Extracted data entries:
* * * * *

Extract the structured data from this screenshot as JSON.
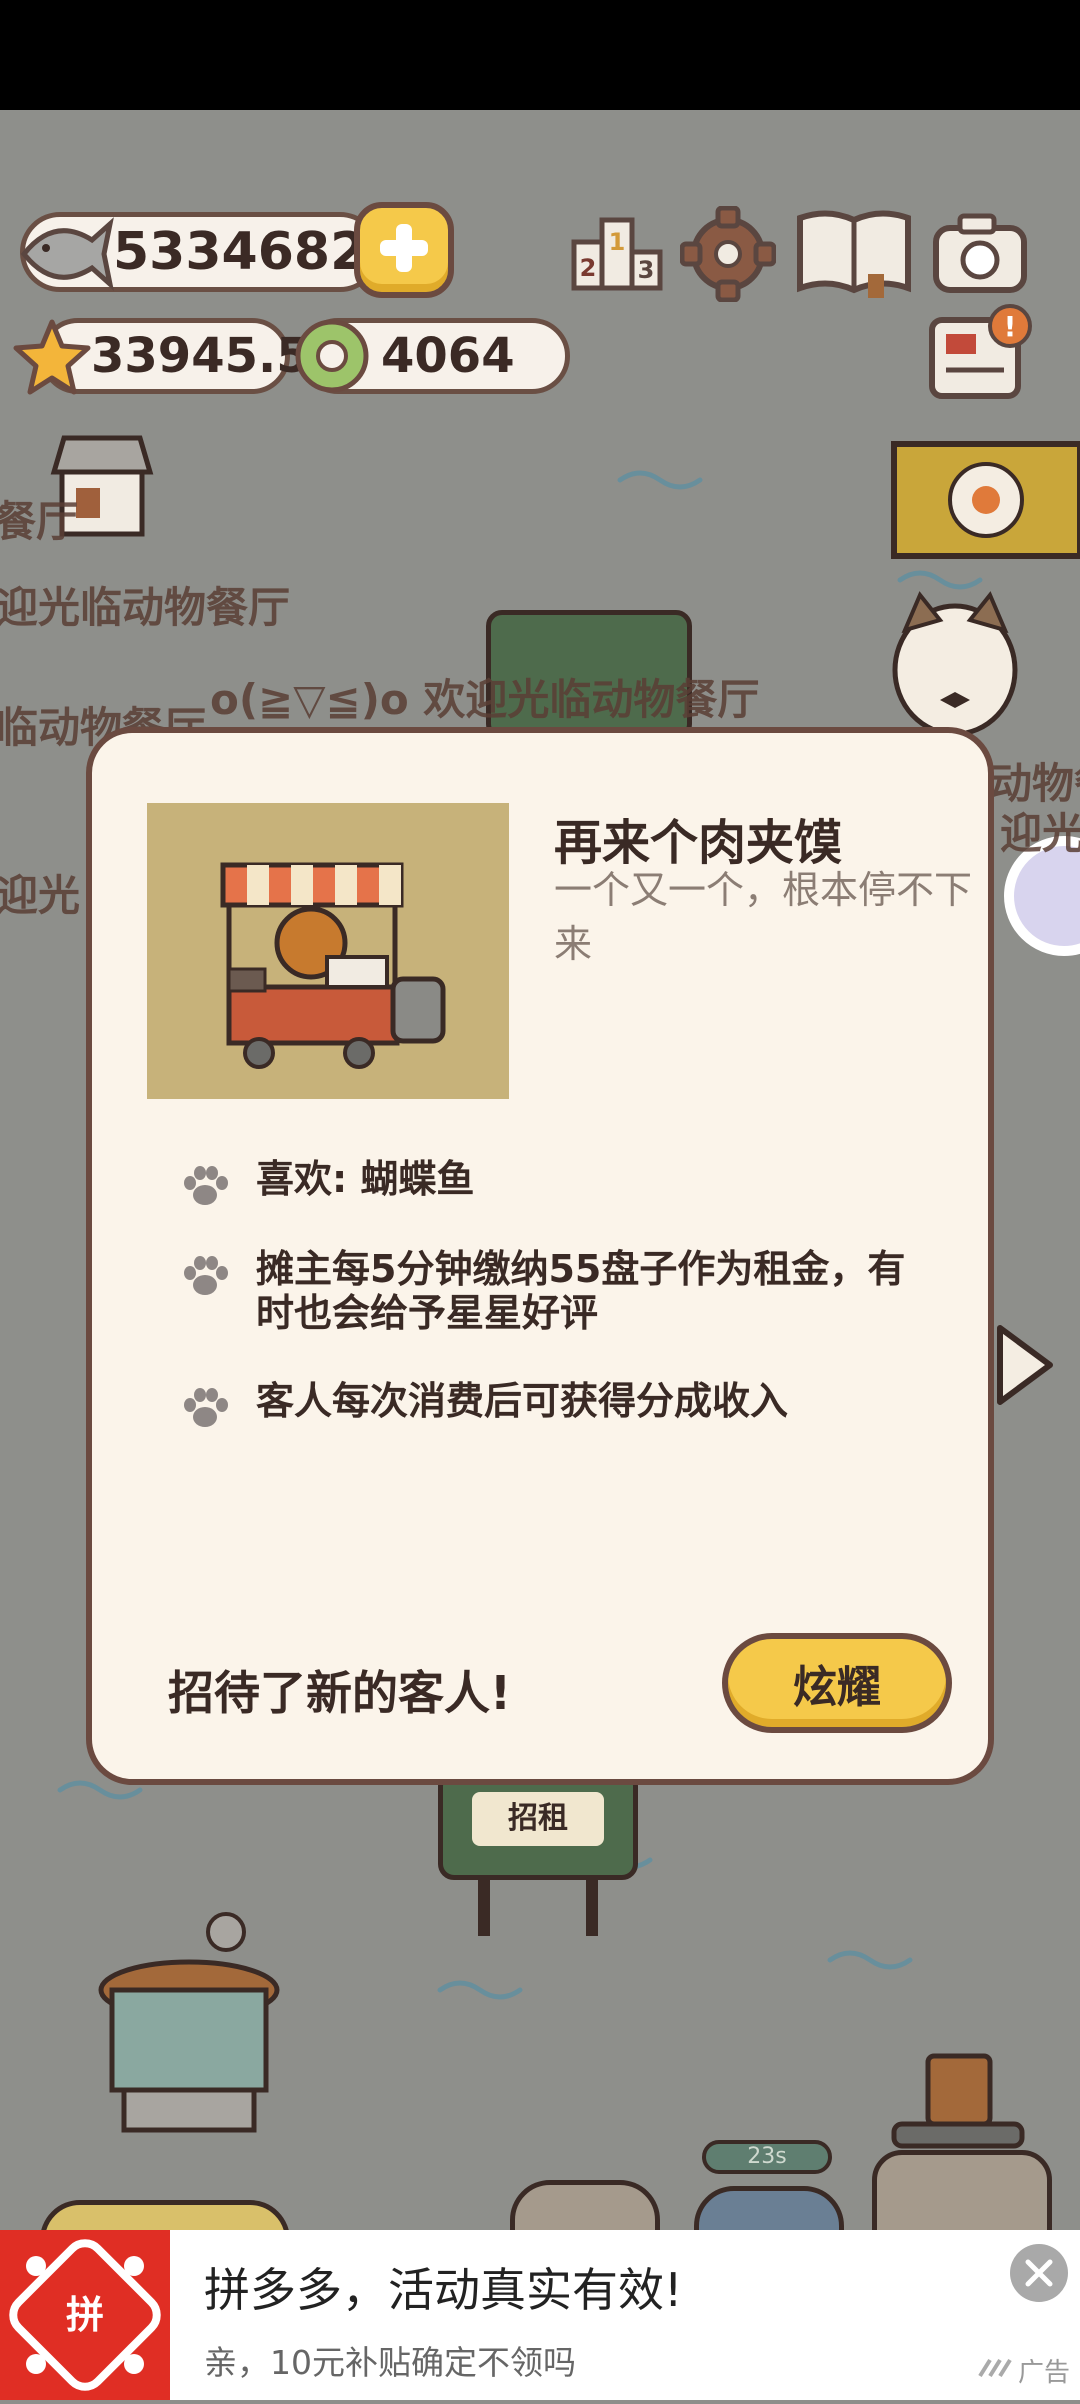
{
  "resources": {
    "fish": "5334682",
    "stars": "33945.5",
    "coins": "4064"
  },
  "background": {
    "restaurant_label": "餐厅",
    "welcome_1": "迎光临动物餐厅",
    "welcome_2": "o(≧▽≦)o 欢迎光临动物餐厅",
    "welcome_3": "临动物餐厅",
    "welcome_4": "迎光",
    "right_fragment_1": "动物餐",
    "right_fragment_2": "迎光临",
    "rent_sign": "招租",
    "timer": "23s"
  },
  "modal": {
    "title": "再来个肉夹馍",
    "subtitle": "一个又一个，根本停不下来",
    "features": [
      "喜欢: 蝴蝶鱼",
      "摊主每5分钟缴纳55盘子作为租金，有时也会给予星星好评",
      "客人每次消费后可获得分成收入"
    ],
    "footer_text": "招待了新的客人!",
    "button_label": "炫耀"
  },
  "ad": {
    "logo_text": "拼",
    "title": "拼多多，活动真实有效!",
    "subtitle": "亲，10元补贴确定不领吗",
    "label": "广告"
  },
  "colors": {
    "accent_yellow": "#f5c94a",
    "border_brown": "#6b4a40",
    "panel_cream": "#fbf4ea",
    "ad_red": "#e02e24"
  }
}
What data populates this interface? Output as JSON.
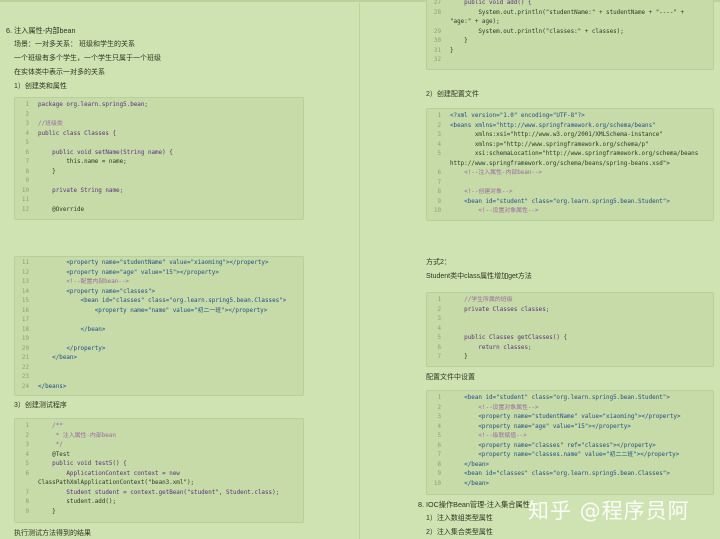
{
  "left": {
    "heading": "6. 注入属性-内部bean",
    "scenario": "场景：一对多关系： 班级和学生的关系",
    "note1": "一个班级有多个学生，一个学生只属于一个班级",
    "note2": "在实体类中表示一对多的关系",
    "step1": "1）创建类和属性",
    "code1": [
      {
        "n": "1",
        "t": "package org.learn.spring5.bean;"
      },
      {
        "n": "2",
        "t": ""
      },
      {
        "n": "3",
        "t": "//班级类"
      },
      {
        "n": "4",
        "t": "public class Classes {"
      },
      {
        "n": "5",
        "t": ""
      },
      {
        "n": "6",
        "t": "    public void setName(String name) {"
      },
      {
        "n": "7",
        "t": "        this.name = name;"
      },
      {
        "n": "8",
        "t": "    }"
      },
      {
        "n": "9",
        "t": ""
      },
      {
        "n": "10",
        "t": "    private String name;"
      },
      {
        "n": "11",
        "t": ""
      },
      {
        "n": "12",
        "t": "    @Override"
      }
    ],
    "code2": [
      {
        "n": "11",
        "t": "        <property name=\"studentName\" value=\"xiaoming\"></property>"
      },
      {
        "n": "12",
        "t": "        <property name=\"age\" value=\"15\"></property>"
      },
      {
        "n": "13",
        "t": "        <!--配置内部bean-->"
      },
      {
        "n": "14",
        "t": "        <property name=\"classes\">"
      },
      {
        "n": "15",
        "t": "            <bean id=\"classes\" class=\"org.learn.spring5.bean.Classes\">"
      },
      {
        "n": "16",
        "t": "                <property name=\"name\" value=\"初二一班\"></property>"
      },
      {
        "n": "17",
        "t": ""
      },
      {
        "n": "18",
        "t": "            </bean>"
      },
      {
        "n": "19",
        "t": ""
      },
      {
        "n": "20",
        "t": "        </property>"
      },
      {
        "n": "21",
        "t": "    </bean>"
      },
      {
        "n": "22",
        "t": ""
      },
      {
        "n": "23",
        "t": ""
      },
      {
        "n": "24",
        "t": "</beans>"
      }
    ],
    "step3": "3）创建测试程序",
    "code3": [
      {
        "n": "1",
        "t": "    /**"
      },
      {
        "n": "2",
        "t": "     * 注入属性-内部bean"
      },
      {
        "n": "3",
        "t": "     */"
      },
      {
        "n": "4",
        "t": "    @Test"
      },
      {
        "n": "5",
        "t": "    public void test5() {"
      },
      {
        "n": "6",
        "t": "        ApplicationContext context = new"
      },
      {
        "n": "",
        "t": "ClassPathXmlApplicationContext(\"bean3.xml\");"
      },
      {
        "n": "7",
        "t": "        Student student = context.getBean(\"student\", Student.class);"
      },
      {
        "n": "8",
        "t": "        student.add();"
      },
      {
        "n": "9",
        "t": "    }"
      }
    ],
    "bottom_cut": "执行测试方法得到的结果"
  },
  "right": {
    "code_top": [
      {
        "n": "27",
        "t": "    public void add() {"
      },
      {
        "n": "28",
        "t": "        System.out.println(\"studentName:\" + studentName + \"----\" +"
      },
      {
        "n": "",
        "t": "\"age:\" + age);"
      },
      {
        "n": "29",
        "t": "        System.out.println(\"classes:\" + classes);"
      },
      {
        "n": "30",
        "t": "    }"
      },
      {
        "n": "31",
        "t": "}"
      },
      {
        "n": "32",
        "t": ""
      }
    ],
    "step2": "2）创建配置文件",
    "code_cfg": [
      {
        "n": "1",
        "t": "<?xml version=\"1.0\" encoding=\"UTF-8\"?>"
      },
      {
        "n": "2",
        "t": "<beans xmlns=\"http://www.springframework.org/schema/beans\""
      },
      {
        "n": "3",
        "t": "       xmlns:xsi=\"http://www.w3.org/2001/XMLSchema-instance\""
      },
      {
        "n": "4",
        "t": "       xmlns:p=\"http://www.springframework.org/schema/p\""
      },
      {
        "n": "5",
        "t": "       xsi:schemaLocation=\"http://www.springframework.org/schema/beans"
      },
      {
        "n": "",
        "t": "http://www.springframework.org/schema/beans/spring-beans.xsd\">"
      },
      {
        "n": "6",
        "t": "    <!--注入属性-内部bean-->"
      },
      {
        "n": "7",
        "t": ""
      },
      {
        "n": "8",
        "t": "    <!--创建对象-->"
      },
      {
        "n": "9",
        "t": "    <bean id=\"student\" class=\"org.learn.spring5.bean.Student\">"
      },
      {
        "n": "10",
        "t": "        <!--设置对象属性-->"
      }
    ],
    "method2": "方式2：",
    "method2_desc": "Student类中class属性增加get方法",
    "code_get": [
      {
        "n": "1",
        "t": "    //学生所属的班级"
      },
      {
        "n": "2",
        "t": "    private Classes classes;"
      },
      {
        "n": "3",
        "t": ""
      },
      {
        "n": "4",
        "t": ""
      },
      {
        "n": "5",
        "t": "    public Classes getClasses() {"
      },
      {
        "n": "6",
        "t": "        return classes;"
      },
      {
        "n": "7",
        "t": "    }"
      }
    ],
    "cfg_label": "配置文件中设置",
    "code_cfg2": [
      {
        "n": "1",
        "t": "    <bean id=\"student\" class=\"org.learn.spring5.bean.Student\">"
      },
      {
        "n": "2",
        "t": "        <!--设置对象属性-->"
      },
      {
        "n": "3",
        "t": "        <property name=\"studentName\" value=\"xiaoming\"></property>"
      },
      {
        "n": "4",
        "t": "        <property name=\"age\" value=\"15\"></property>"
      },
      {
        "n": "5",
        "t": "        <!--级联赋值-->"
      },
      {
        "n": "6",
        "t": "        <property name=\"classes\" ref=\"classes\"></property>"
      },
      {
        "n": "7",
        "t": "        <property name=\"classes.name\" value=\"初二二班\"></property>"
      },
      {
        "n": "8",
        "t": "    </bean>"
      },
      {
        "n": "9",
        "t": "    <bean id=\"classes\" class=\"org.learn.spring5.bean.Classes\">"
      },
      {
        "n": "10",
        "t": "    </bean>"
      }
    ],
    "section8": "8. IOC操作Bean管理-注入集合属性",
    "s8_1": "1）注入数组类型属性",
    "s8_2": "2）注入集合类型属性"
  },
  "watermark": "知乎 @程序员阿"
}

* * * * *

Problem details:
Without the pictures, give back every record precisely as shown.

Worked solution:
Extract the structured data from this screenshot as JSON.
{
  "resources": {
    "fish": "5334682",
    "stars": "33945.5",
    "coins": "4064"
  },
  "background": {
    "restaurant_label": "餐厅",
    "welcome_1": "迎光临动物餐厅",
    "welcome_2": "o(≧▽≦)o 欢迎光临动物餐厅",
    "welcome_3": "临动物餐厅",
    "welcome_4": "迎光",
    "right_fragment_1": "动物餐",
    "right_fragment_2": "迎光临",
    "rent_sign": "招租",
    "timer": "23s"
  },
  "modal": {
    "title": "再来个肉夹馍",
    "subtitle": "一个又一个，根本停不下来",
    "features": [
      "喜欢: 蝴蝶鱼",
      "摊主每5分钟缴纳55盘子作为租金，有时也会给予星星好评",
      "客人每次消费后可获得分成收入"
    ],
    "footer_text": "招待了新的客人!",
    "button_label": "炫耀"
  },
  "ad": {
    "logo_text": "拼",
    "title": "拼多多，活动真实有效!",
    "subtitle": "亲，10元补贴确定不领吗",
    "label": "广告"
  },
  "colors": {
    "accent_yellow": "#f5c94a",
    "border_brown": "#6b4a40",
    "panel_cream": "#fbf4ea",
    "ad_red": "#e02e24"
  }
}
What data populates this interface? Output as JSON.
{
  "left": {
    "heading": "6. 注入属性-内部bean",
    "scenario": "场景：一对多关系： 班级和学生的关系",
    "note1": "一个班级有多个学生，一个学生只属于一个班级",
    "note2": "在实体类中表示一对多的关系",
    "step1": "1）创建类和属性",
    "code1": [
      {
        "n": "1",
        "t": "package org.learn.spring5.bean;"
      },
      {
        "n": "2",
        "t": ""
      },
      {
        "n": "3",
        "t": "//班级类"
      },
      {
        "n": "4",
        "t": "public class Classes {"
      },
      {
        "n": "5",
        "t": ""
      },
      {
        "n": "6",
        "t": "    public void setName(String name) {"
      },
      {
        "n": "7",
        "t": "        this.name = name;"
      },
      {
        "n": "8",
        "t": "    }"
      },
      {
        "n": "9",
        "t": ""
      },
      {
        "n": "10",
        "t": "    private String name;"
      },
      {
        "n": "11",
        "t": ""
      },
      {
        "n": "12",
        "t": "    @Override"
      }
    ],
    "code2": [
      {
        "n": "11",
        "t": "        <property name=\"studentName\" value=\"xiaoming\"></property>"
      },
      {
        "n": "12",
        "t": "        <property name=\"age\" value=\"15\"></property>"
      },
      {
        "n": "13",
        "t": "        <!--配置内部bean-->"
      },
      {
        "n": "14",
        "t": "        <property name=\"classes\">"
      },
      {
        "n": "15",
        "t": "            <bean id=\"classes\" class=\"org.learn.spring5.bean.Classes\">"
      },
      {
        "n": "16",
        "t": "                <property name=\"name\" value=\"初二一班\"></property>"
      },
      {
        "n": "17",
        "t": ""
      },
      {
        "n": "18",
        "t": "            </bean>"
      },
      {
        "n": "19",
        "t": ""
      },
      {
        "n": "20",
        "t": "        </property>"
      },
      {
        "n": "21",
        "t": "    </bean>"
      },
      {
        "n": "22",
        "t": ""
      },
      {
        "n": "23",
        "t": ""
      },
      {
        "n": "24",
        "t": "</beans>"
      }
    ],
    "step3": "3）创建测试程序",
    "code3": [
      {
        "n": "1",
        "t": "    /**"
      },
      {
        "n": "2",
        "t": "     * 注入属性-内部bean"
      },
      {
        "n": "3",
        "t": "     */"
      },
      {
        "n": "4",
        "t": "    @Test"
      },
      {
        "n": "5",
        "t": "    public void test5() {"
      },
      {
        "n": "6",
        "t": "        ApplicationContext context = new"
      },
      {
        "n": "",
        "t": "ClassPathXmlApplicationContext(\"bean3.xml\");"
      },
      {
        "n": "7",
        "t": "        Student student = context.getBean(\"student\", Student.class);"
      },
      {
        "n": "8",
        "t": "        student.add();"
      },
      {
        "n": "9",
        "t": "    }"
      }
    ],
    "bottom_cut": "执行测试方法得到的结果"
  },
  "right": {
    "code_top": [
      {
        "n": "27",
        "t": "    public void add() {"
      },
      {
        "n": "28",
        "t": "        System.out.println(\"studentName:\" + studentName + \"----\" +"
      },
      {
        "n": "",
        "t": "\"age:\" + age);"
      },
      {
        "n": "29",
        "t": "        System.out.println(\"classes:\" + classes);"
      },
      {
        "n": "30",
        "t": "    }"
      },
      {
        "n": "31",
        "t": "}"
      },
      {
        "n": "32",
        "t": ""
      }
    ],
    "step2": "2）创建配置文件",
    "code_cfg": [
      {
        "n": "1",
        "t": "<?xml version=\"1.0\" encoding=\"UTF-8\"?>"
      },
      {
        "n": "2",
        "t": "<beans xmlns=\"http://www.springframework.org/schema/beans\""
      },
      {
        "n": "3",
        "t": "       xmlns:xsi=\"http://www.w3.org/2001/XMLSchema-instance\""
      },
      {
        "n": "4",
        "t": "       xmlns:p=\"http://www.springframework.org/schema/p\""
      },
      {
        "n": "5",
        "t": "       xsi:schemaLocation=\"http://www.springframework.org/schema/beans"
      },
      {
        "n": "",
        "t": "http://www.springframework.org/schema/beans/spring-beans.xsd\">"
      },
      {
        "n": "6",
        "t": "    <!--注入属性-内部bean-->"
      },
      {
        "n": "7",
        "t": ""
      },
      {
        "n": "8",
        "t": "    <!--创建对象-->"
      },
      {
        "n": "9",
        "t": "    <bean id=\"student\" class=\"org.learn.spring5.bean.Student\">"
      },
      {
        "n": "10",
        "t": "        <!--设置对象属性-->"
      }
    ],
    "method2": "方式2：",
    "method2_desc": "Student类中class属性增加get方法",
    "code_get": [
      {
        "n": "1",
        "t": "    //学生所属的班级"
      },
      {
        "n": "2",
        "t": "    private Classes classes;"
      },
      {
        "n": "3",
        "t": ""
      },
      {
        "n": "4",
        "t": ""
      },
      {
        "n": "5",
        "t": "    public Classes getClasses() {"
      },
      {
        "n": "6",
        "t": "        return classes;"
      },
      {
        "n": "7",
        "t": "    }"
      }
    ],
    "cfg_label": "配置文件中设置",
    "code_cfg2": [
      {
        "n": "1",
        "t": "    <bean id=\"student\" class=\"org.learn.spring5.bean.Student\">"
      },
      {
        "n": "2",
        "t": "        <!--设置对象属性-->"
      },
      {
        "n": "3",
        "t": "        <property name=\"studentName\" value=\"xiaoming\"></property>"
      },
      {
        "n": "4",
        "t": "        <property name=\"age\" value=\"15\"></property>"
      },
      {
        "n": "5",
        "t": "        <!--级联赋值-->"
      },
      {
        "n": "6",
        "t": "        <property name=\"classes\" ref=\"classes\"></property>"
      },
      {
        "n": "7",
        "t": "        <property name=\"classes.name\" value=\"初二二班\"></property>"
      },
      {
        "n": "8",
        "t": "    </bean>"
      },
      {
        "n": "9",
        "t": "    <bean id=\"classes\" class=\"org.learn.spring5.bean.Classes\">"
      },
      {
        "n": "10",
        "t": "    </bean>"
      }
    ],
    "section8": "8. IOC操作Bean管理-注入集合属性",
    "s8_1": "1）注入数组类型属性",
    "s8_2": "2）注入集合类型属性"
  },
  "watermark": "知乎 @程序员阿"
}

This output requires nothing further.